Inclusion of citizenship question in census unjustly targets immigrants, will result in skewed data

The United States Department of Justice’s request to add a question concerning citizenship to the U.S. census was approved on Monday March 26, according to CNN. 

This will be implemented in 2020 and is another demonstration of President Donald Trump and his anti-immigrant policy and the prejudice that immigrants continue to face. Such an initiative is utilizing the census, which is necessary to gain information about individuals residing in the U.S., to discriminate against illegal immigrants.

This type of exploitation of information is nothing new. For example, “during World War I, the Census Bureau shared with the military the names of men who were of draft age … and apologized for sharing data on Japanese-Americans living on the West Coast to help the military relocate them to internment camps after the attack on Pearl Harbor in 1941,” according to The New York Times.

The misuse of census data to discriminate against certain groups of people is absolutely unacceptable and will cause individuals to stop responding to the census.

One example of this iss Carmen Queveda, a native Guatemalan, who said she wouldn’t fill out a census because she is not in the U.S. legally, according to The New York Times. “Obviously, I am afraid. I have a son” she said. 

Individuals residing in the U.S. must feel comfortable answering the census so it can represent the whole population.

“An undercount of the population would have far-reaching implications. It would skew the data that are used to determine how many congressional representatives each state gets and their representation in state legislatures and local government bodies,” The New York Times reports.

Adding this question not only makes illegal immigrants feel unwelcomed in the nation, but further exemplifies the prejudice exhibited by Trump.

Thankfully, many states have already pushed back against the U.S. Department of Justice’s decision and 12 are threatening to sue, according to The New York Times.
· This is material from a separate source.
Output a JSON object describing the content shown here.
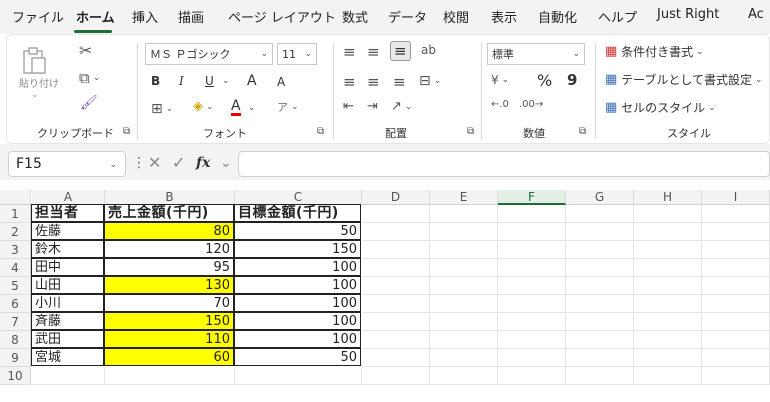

Many argued that it would cause for a change in the individuals who participate and also comes in direct conflict with the constitution.

One individual who is fighting against this action is Attorney General Maura Healey from Massachusetts, who said, “This is a blatant and illegal attempt by the Trump administration” and will “result in an undercount of the population and threaten federal funding for our state and cities,” according to The New York Times.

It is vital to continue supporting states and individuals who are speaking out against this change to the census and support immigrants.